C++ Logo


Advanced search

Re: [SG14] Questioning the validity of constexpr-everything - at least in reference to colony

From: Tjernstrom, Staffan <Staffan.Tjernstrom_at_[hidden]>
Date: Mon, 8 Mar 2021 12:45:25 +0000
Given that the advantages of colony are (to my mind) entirely in the realm of run-time (what would a colony do at compile time that could not be achieved with a constexpr std::map?), when added to the issues caused by constexpr you highlight, I don't see a use case for a constexpr colony.

-----Original Message-----
From: SG14 [mailto:sg14-bounces_at_[hidden]] On Behalf Of Matt Bentley via SG14
Sent: Wednesday, 03 March, 2021 19:00
To: sg14_at_[hidden]
Cc: Matt Bentley <mattreecebentley_at_[hidden]>
Subject: [SG14] Questioning the validity of constexpr-everything - at least in reference to colony

There's been a question come up in LEWG surrounding whether, like std::vector, colony should be made constexpr ie. all it's member/non-member functions should be constexpr.

The problem is there hasn't been a lot of thought put into the side-effects of constexpr function calling, and the field is still pretty new - only GCC & clang >= v10 support it so far, and GCC10 doesn't appear to fully support constexpr vector as yet - at least in the version I'm using - so there isn't any real field experience as to how this affects things in the real world.

Having done some testing myself, running benchmarks on the colony test suite with a constexpr version of colony vs original under GCC10 with
-O2 -march=native -std=c++20, there is a consistent 2% speed decrease, and other benchmarks show similar results.

This could be due to a number of things:
1. Storing results of functions in code causes increased cache usage whereas (at least for some results) simply doing the calculation on the CPU would be faster than pulling it from memory.
2. Cache effects of storage of function results interfering with locality of actual code.
3. Early bad optimisation from the compiler.

My concerns are as follows: constexpr functions
(a) shift the responsibility of storage of pre-calculated results from the programmer to the compiler, and removes the ability for the programmer to think about the cache locality/optimal storage of precalculated results
(b) shift the decision of whether or not to evaluate at runtime/compile-time to the compiler, where in some cases doing it at compile-time and storing the result may decrease performance (see Doom 3 BFG edition technical notes for their experience with pre-calc'ing meshes vs calculating them on the fly on modern CPUs:
(c) may dramatically increase code size/file size in some cases if the return results of constexpr functions are large
(d) may dramatically increase compile times
(e) do not provide guarantees as to how long the results of functions are stored in memory, or where they are stored.
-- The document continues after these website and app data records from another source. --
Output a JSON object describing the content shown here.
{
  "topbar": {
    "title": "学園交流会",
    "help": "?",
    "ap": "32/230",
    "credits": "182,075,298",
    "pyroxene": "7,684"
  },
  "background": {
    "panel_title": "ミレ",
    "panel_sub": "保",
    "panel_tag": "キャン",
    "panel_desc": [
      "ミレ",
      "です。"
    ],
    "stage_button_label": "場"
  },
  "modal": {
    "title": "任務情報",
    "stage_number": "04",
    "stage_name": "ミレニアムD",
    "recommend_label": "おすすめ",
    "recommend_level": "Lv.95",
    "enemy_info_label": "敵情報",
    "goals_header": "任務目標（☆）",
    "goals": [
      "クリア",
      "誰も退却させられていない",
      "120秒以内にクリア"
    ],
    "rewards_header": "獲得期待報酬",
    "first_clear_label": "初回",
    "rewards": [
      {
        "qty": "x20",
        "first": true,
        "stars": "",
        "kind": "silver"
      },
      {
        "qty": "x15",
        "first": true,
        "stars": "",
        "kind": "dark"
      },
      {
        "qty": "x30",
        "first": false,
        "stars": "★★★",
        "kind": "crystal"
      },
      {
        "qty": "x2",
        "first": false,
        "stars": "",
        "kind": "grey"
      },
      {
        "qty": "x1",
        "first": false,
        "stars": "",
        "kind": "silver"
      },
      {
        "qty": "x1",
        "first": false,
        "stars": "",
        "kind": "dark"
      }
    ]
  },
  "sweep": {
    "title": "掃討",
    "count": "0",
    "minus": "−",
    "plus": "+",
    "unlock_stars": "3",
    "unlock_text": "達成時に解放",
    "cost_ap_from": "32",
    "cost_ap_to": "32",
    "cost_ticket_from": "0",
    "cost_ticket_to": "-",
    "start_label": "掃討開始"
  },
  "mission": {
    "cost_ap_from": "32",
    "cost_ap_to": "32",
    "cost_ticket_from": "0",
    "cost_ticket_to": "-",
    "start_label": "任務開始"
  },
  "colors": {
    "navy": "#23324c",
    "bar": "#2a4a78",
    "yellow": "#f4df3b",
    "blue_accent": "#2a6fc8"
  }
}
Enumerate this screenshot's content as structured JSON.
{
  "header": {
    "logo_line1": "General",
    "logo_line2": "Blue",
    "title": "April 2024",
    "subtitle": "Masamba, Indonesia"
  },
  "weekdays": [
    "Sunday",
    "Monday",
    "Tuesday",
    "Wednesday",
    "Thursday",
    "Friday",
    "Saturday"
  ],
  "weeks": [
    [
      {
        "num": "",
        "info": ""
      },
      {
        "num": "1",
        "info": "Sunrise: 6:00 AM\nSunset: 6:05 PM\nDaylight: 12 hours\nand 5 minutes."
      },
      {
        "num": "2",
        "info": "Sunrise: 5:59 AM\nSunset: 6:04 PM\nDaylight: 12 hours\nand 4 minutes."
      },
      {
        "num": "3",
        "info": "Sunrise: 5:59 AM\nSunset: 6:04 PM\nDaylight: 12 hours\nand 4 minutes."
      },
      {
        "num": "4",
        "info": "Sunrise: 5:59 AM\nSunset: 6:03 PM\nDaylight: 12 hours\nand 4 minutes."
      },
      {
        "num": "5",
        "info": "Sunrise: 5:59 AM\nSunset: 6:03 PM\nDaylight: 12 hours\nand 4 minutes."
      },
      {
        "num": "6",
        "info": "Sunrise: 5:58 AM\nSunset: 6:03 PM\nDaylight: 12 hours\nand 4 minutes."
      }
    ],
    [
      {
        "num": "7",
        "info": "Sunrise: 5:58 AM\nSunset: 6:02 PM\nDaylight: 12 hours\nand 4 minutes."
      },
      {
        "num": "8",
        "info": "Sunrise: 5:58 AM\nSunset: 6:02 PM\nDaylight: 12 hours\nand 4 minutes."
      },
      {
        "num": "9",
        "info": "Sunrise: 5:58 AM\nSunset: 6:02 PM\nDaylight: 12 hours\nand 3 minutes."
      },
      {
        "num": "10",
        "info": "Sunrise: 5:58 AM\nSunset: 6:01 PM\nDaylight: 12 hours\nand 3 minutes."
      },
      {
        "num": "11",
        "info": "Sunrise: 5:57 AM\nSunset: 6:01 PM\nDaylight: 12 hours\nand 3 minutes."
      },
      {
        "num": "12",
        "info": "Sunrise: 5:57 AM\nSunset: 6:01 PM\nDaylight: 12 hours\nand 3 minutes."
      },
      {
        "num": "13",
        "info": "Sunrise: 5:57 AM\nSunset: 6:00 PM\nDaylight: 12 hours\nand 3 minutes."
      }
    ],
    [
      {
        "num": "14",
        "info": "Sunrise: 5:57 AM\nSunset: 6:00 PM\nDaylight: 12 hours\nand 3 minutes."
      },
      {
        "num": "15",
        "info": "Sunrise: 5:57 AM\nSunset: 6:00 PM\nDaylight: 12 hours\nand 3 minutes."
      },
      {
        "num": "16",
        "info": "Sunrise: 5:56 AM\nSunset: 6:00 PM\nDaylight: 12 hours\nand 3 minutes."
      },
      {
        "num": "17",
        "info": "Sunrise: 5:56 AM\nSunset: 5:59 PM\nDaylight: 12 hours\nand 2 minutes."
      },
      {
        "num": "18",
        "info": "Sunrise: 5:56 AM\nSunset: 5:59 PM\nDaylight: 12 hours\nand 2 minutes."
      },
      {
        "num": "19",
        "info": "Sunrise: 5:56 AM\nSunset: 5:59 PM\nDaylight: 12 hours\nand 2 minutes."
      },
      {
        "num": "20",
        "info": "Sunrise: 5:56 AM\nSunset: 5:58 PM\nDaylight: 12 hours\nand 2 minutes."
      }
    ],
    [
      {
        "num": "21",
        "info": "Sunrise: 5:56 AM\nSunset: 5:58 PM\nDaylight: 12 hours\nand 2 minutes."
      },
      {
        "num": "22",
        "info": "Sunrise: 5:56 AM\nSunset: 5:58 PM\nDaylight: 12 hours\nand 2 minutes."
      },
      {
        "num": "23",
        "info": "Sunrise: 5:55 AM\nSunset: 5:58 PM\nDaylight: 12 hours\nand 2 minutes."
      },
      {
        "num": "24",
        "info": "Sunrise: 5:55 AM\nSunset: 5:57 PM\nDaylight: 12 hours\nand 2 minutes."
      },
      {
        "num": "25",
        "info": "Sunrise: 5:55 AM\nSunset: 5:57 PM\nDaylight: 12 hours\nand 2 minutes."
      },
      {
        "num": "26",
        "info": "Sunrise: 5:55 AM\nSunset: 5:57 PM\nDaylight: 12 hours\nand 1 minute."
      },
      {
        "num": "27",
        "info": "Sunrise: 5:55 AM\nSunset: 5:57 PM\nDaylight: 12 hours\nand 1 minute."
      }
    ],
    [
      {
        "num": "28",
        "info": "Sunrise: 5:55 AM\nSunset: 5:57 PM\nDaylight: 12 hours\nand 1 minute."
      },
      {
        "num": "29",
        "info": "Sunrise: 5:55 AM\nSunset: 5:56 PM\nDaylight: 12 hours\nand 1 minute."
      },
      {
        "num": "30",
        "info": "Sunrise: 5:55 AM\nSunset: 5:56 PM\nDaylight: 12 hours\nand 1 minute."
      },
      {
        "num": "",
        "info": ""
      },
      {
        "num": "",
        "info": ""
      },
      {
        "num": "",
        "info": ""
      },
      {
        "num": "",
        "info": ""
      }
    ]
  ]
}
Are they stored until use and then popped off the heap? Or are they on the stack and stay there for the lifetime of the program?

Given this I am reluctant to make colony constexpr at this stage.

It is possible that I simply don't understand enough about the technology and the compiler design, but I would like SG14 feedback on this.


SG14 mailing list


IMPORTANT: The information contained in this email and/or its attachments is confidential. If you are not the intended recipient, please notify the sender immediately by reply and immediately delete this message and all its attachments. Any review, use, reproduction, disclosure or dissemination of this message or any attachment by an unintended recipient is strictly prohibited. Neither this message nor any attachment is intended as or should be construed as an offer, solicitation or recommendation to buy or sell any security or other financial instrument. Neither the sender, his or her employer nor any of their respective affiliates makes any warranties as to the completeness or accuracy of any of the information contained herein or that this message or any of its attachments is free of viruses.

Received on 2021-03-08 06:45:30